In viticulture and the winemaking world, the regions that produce the fruit are categorized based on the main characteristics of its climate during growing season. Most wine production happens in three types of climate areas between the 30th and 50th parallel of the world’s both hemispheres. Climates ideal for growing wine include the Mediterranean (ex. Tuscany), continental (ex. Columbia Valley), or maritime (ex. Bordeaux).
Generally, grapevines do extremely well in temperate climates because it allows the vines to flower, set its fruit, and ripen during a full maturation period. If temperatures drop below 50 degrees Fahrenheit, the vines will fall into a state of dormancy and at freezing temps (32 degrees Fahrenheit or colder) the vines can get damaged by frost or snow.
Ideally, wine grapes start to flower at daily temps of 63-68 degrees. When the seasons start to change and the temperatures rise up as we creep into summer, the fruit starts to ripen at 80 degrees. The grapes take off into a full stride as they develop characteristics that defines them, which is again related back to when this maturation process happens and how long these optimal temperatures stay within the growing season. In San luis obispo wine country, the average daily temperature is 70 degrees (even in the summertime when warmer days are tempered by marine breezes).

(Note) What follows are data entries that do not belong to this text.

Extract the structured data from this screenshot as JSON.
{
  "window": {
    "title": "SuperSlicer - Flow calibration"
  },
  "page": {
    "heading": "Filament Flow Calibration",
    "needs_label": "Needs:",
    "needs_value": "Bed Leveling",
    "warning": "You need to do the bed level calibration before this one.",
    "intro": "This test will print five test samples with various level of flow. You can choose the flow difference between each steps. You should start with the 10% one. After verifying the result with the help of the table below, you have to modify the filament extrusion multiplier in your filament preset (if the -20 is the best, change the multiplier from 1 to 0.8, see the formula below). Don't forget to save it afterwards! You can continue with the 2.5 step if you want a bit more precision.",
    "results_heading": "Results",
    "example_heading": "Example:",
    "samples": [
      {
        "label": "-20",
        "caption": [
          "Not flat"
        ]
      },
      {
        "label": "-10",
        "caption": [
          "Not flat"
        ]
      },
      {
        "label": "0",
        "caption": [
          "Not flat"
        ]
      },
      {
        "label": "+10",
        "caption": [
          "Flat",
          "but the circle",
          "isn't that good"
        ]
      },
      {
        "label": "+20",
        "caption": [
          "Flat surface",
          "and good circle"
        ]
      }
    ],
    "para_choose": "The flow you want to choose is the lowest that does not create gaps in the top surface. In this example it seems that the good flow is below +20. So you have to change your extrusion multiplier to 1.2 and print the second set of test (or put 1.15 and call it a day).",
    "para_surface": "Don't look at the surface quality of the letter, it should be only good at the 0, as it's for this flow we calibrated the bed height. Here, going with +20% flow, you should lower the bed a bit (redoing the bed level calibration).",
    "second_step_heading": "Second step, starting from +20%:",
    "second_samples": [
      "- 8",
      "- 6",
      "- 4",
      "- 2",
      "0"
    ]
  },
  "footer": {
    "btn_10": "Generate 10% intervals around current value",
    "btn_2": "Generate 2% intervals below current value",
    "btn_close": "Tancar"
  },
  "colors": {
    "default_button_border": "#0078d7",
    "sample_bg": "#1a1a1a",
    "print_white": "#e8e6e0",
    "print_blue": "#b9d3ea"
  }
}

Being close to large bodies of water (like the Pacific Ocean) can also have a moderating effect on a region’s climate. Although many maritime climates may suffer from extreme rainfall that can have a detrimental effect on grapes, fortunately California enjoys around 300 days of sunshine a year yet the rolling morning coastal fog helps cool the grapes.
However, many continental climates also experience extreme dryness that require more irrigation. San Luis Ob ispo’s wine country does have some volcanic mountains close to the coast that produce richer, darker varietals. This balance of maritime and continental growing seasons just a few miles apart from each other lends SLO County to produce over 20 different wine varietals. Being so close to the coast allows the grapes to reach its full flavors and maintain its structure and acidity. This long growing season also permits the fruit to have a harmonious psychological ripening of its sugars, tannins, and acid.
SLO’s Edna Valley has acres and acres of vineyards atop rolling mountainsides, 35 square miles of grapes. Once called “The Burgundy of the Pacific”, its clay-based soils on the valley floor are rich in minerals while sandy earths on the hillsides make for ideal wine growing seasons.
Next to Edna Valley a few miles to the east, Arroyo Grande Valley continues with SLO’s viticulture along with other crops such as zucchini, lemons, spinach, avocados, and peppers to complement the cool variety Chardonnay and Pinot Noir grapes. The valley spans 16 miles long opening up directly to the Pacific Ocean. An Arroyo Grande growing season usually lasts from mid-February bud break through harvest in late September.